━━━ SOURCE MATERIAL

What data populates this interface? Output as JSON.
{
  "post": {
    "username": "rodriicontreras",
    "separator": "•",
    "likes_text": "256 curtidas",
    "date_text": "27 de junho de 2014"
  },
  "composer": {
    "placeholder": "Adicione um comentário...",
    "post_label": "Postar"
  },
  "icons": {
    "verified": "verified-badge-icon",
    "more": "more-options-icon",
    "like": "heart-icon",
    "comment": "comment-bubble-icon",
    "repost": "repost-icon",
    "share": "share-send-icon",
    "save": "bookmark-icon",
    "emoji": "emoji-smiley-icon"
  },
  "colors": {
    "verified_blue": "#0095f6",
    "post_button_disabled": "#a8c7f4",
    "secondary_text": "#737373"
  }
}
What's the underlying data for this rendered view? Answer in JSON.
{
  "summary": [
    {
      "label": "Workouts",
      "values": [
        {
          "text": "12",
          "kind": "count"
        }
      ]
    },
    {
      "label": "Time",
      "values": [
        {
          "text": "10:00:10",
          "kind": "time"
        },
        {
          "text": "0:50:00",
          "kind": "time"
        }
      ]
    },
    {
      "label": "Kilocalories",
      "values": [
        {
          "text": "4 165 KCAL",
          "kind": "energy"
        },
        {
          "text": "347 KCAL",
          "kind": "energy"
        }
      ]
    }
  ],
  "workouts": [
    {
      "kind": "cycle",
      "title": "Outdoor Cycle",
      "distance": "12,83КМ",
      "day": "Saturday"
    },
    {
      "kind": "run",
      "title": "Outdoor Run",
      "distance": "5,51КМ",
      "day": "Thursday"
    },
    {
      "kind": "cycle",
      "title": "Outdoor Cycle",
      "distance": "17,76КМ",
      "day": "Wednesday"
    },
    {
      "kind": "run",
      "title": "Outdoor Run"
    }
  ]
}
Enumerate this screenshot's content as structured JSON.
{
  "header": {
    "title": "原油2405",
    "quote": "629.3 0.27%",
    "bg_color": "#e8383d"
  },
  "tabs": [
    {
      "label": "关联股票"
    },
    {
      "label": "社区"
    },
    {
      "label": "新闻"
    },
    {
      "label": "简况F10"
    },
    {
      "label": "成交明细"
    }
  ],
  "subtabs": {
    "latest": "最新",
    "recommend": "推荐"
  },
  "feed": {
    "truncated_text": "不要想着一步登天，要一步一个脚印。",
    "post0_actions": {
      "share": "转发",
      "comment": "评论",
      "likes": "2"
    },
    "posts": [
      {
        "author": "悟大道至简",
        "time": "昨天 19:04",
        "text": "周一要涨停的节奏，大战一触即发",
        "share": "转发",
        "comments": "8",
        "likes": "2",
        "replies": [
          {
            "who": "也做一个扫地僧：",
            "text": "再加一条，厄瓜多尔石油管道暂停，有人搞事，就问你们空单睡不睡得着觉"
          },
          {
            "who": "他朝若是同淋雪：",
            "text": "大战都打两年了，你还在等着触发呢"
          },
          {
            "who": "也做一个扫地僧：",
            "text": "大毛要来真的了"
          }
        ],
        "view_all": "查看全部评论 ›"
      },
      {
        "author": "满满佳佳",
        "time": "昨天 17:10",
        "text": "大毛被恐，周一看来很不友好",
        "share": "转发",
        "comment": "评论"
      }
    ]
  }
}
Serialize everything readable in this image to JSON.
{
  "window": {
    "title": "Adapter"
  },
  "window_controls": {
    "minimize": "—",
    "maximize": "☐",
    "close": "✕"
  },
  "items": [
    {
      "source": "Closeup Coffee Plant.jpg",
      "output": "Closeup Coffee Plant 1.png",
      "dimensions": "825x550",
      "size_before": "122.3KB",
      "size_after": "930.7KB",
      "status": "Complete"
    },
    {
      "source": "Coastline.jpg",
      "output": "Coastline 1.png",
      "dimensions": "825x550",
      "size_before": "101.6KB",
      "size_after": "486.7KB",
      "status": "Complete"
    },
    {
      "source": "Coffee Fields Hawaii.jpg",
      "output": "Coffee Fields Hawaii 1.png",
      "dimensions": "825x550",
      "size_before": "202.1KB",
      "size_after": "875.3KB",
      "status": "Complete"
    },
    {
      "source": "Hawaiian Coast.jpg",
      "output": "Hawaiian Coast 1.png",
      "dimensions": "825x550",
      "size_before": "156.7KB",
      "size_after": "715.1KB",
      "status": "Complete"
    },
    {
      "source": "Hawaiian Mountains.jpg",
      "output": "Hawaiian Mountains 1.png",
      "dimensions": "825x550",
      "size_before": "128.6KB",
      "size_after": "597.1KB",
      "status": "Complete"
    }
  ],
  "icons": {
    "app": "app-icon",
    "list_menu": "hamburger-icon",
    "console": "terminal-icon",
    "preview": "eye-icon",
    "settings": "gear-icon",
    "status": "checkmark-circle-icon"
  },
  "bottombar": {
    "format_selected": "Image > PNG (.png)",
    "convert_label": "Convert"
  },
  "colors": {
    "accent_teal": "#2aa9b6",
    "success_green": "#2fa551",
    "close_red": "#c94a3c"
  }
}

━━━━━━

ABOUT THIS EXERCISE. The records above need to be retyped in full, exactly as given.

ANSWER FOR THE TASK.
What data populates this interface? Output as JSON.
{
  "post": {
    "username": "rodriicontreras",
    "separator": "•",
    "likes_text": "256 curtidas",
    "date_text": "27 de junho de 2014"
  },
  "composer": {
    "placeholder": "Adicione um comentário...",
    "post_label": "Postar"
  },
  "icons": {
    "verified": "verified-badge-icon",
    "more": "more-options-icon",
    "like": "heart-icon",
    "comment": "comment-bubble-icon",
    "repost": "repost-icon",
    "share": "share-send-icon",
    "save": "bookmark-icon",
    "emoji": "emoji-smiley-icon"
  },
  "colors": {
    "verified_blue": "#0095f6",
    "post_button_disabled": "#a8c7f4",
    "secondary_text": "#737373"
  }
}
What's the underlying data for this rendered view? Answer in JSON.
{
  "summary": [
    {
      "label": "Workouts",
      "values": [
        {
          "text": "12",
          "kind": "count"
        }
      ]
    },
    {
      "label": "Time",
      "values": [
        {
          "text": "10:00:10",
          "kind": "time"
        },
        {
          "text": "0:50:00",
          "kind": "time"
        }
      ]
    },
    {
      "label": "Kilocalories",
      "values": [
        {
          "text": "4 165 KCAL",
          "kind": "energy"
        },
        {
          "text": "347 KCAL",
          "kind": "energy"
        }
      ]
    }
  ],
  "workouts": [
    {
      "kind": "cycle",
      "title": "Outdoor Cycle",
      "distance": "12,83КМ",
      "day": "Saturday"
    },
    {
      "kind": "run",
      "title": "Outdoor Run",
      "distance": "5,51КМ",
      "day": "Thursday"
    },
    {
      "kind": "cycle",
      "title": "Outdoor Cycle",
      "distance": "17,76КМ",
      "day": "Wednesday"
    },
    {
      "kind": "run",
      "title": "Outdoor Run"
    }
  ]
}
Enumerate this screenshot's content as structured JSON.
{
  "header": {
    "title": "原油2405",
    "quote": "629.3 0.27%",
    "bg_color": "#e8383d"
  },
  "tabs": [
    {
      "label": "关联股票"
    },
    {
      "label": "社区"
    },
    {
      "label": "新闻"
    },
    {
      "label": "简况F10"
    },
    {
      "label": "成交明细"
    }
  ],
  "subtabs": {
    "latest": "最新",
    "recommend": "推荐"
  },
  "feed": {
    "truncated_text": "不要想着一步登天，要一步一个脚印。",
    "post0_actions": {
      "share": "转发",
      "comment": "评论",
      "likes": "2"
    },
    "posts": [
      {
        "author": "悟大道至简",
        "time": "昨天 19:04",
        "text": "周一要涨停的节奏，大战一触即发",
        "share": "转发",
        "comments": "8",
        "likes": "2",
        "replies": [
          {
            "who": "也做一个扫地僧：",
            "text": "再加一条，厄瓜多尔石油管道暂停，有人搞事，就问你们空单睡不睡得着觉"
          },
          {
            "who": "他朝若是同淋雪：",
            "text": "大战都打两年了，你还在等着触发呢"
          },
          {
            "who": "也做一个扫地僧：",
            "text": "大毛要来真的了"
          }
        ],
        "view_all": "查看全部评论 ›"
      },
      {
        "author": "满满佳佳",
        "time": "昨天 17:10",
        "text": "大毛被恐，周一看来很不友好",
        "share": "转发",
        "comment": "评论"
      }
    ]
  }
}
Serialize everything readable in this image to JSON.
{
  "window": {
    "title": "Adapter"
  },
  "window_controls": {
    "minimize": "—",
    "maximize": "☐",
    "close": "✕"
  },
  "items": [
    {
      "source": "Closeup Coffee Plant.jpg",
      "output": "Closeup Coffee Plant 1.png",
      "dimensions": "825x550",
      "size_before": "122.3KB",
      "size_after": "930.7KB",
      "status": "Complete"
    },
    {
      "source": "Coastline.jpg",
      "output": "Coastline 1.png",
      "dimensions": "825x550",
      "size_before": "101.6KB",
      "size_after": "486.7KB",
      "status": "Complete"
    },
    {
      "source": "Coffee Fields Hawaii.jpg",
      "output": "Coffee Fields Hawaii 1.png",
      "dimensions": "825x550",
      "size_before": "202.1KB",
      "size_after": "875.3KB",
      "status": "Complete"
    },
    {
      "source": "Hawaiian Coast.jpg",
      "output": "Hawaiian Coast 1.png",
      "dimensions": "825x550",
      "size_before": "156.7KB",
      "size_after": "715.1KB",
      "status": "Complete"
    },
    {
      "source": "Hawaiian Mountains.jpg",
      "output": "Hawaiian Mountains 1.png",
      "dimensions": "825x550",
      "size_before": "128.6KB",
      "size_after": "597.1KB",
      "status": "Complete"
    }
  ],
  "icons": {
    "app": "app-icon",
    "list_menu": "hamburger-icon",
    "console": "terminal-icon",
    "preview": "eye-icon",
    "settings": "gear-icon",
    "status": "checkmark-circle-icon"
  },
  "bottombar": {
    "format_selected": "Image > PNG (.png)",
    "convert_label": "Convert"
  },
  "colors": {
    "accent_teal": "#2aa9b6",
    "success_green": "#2fa551",
    "close_red": "#c94a3c"
  }
}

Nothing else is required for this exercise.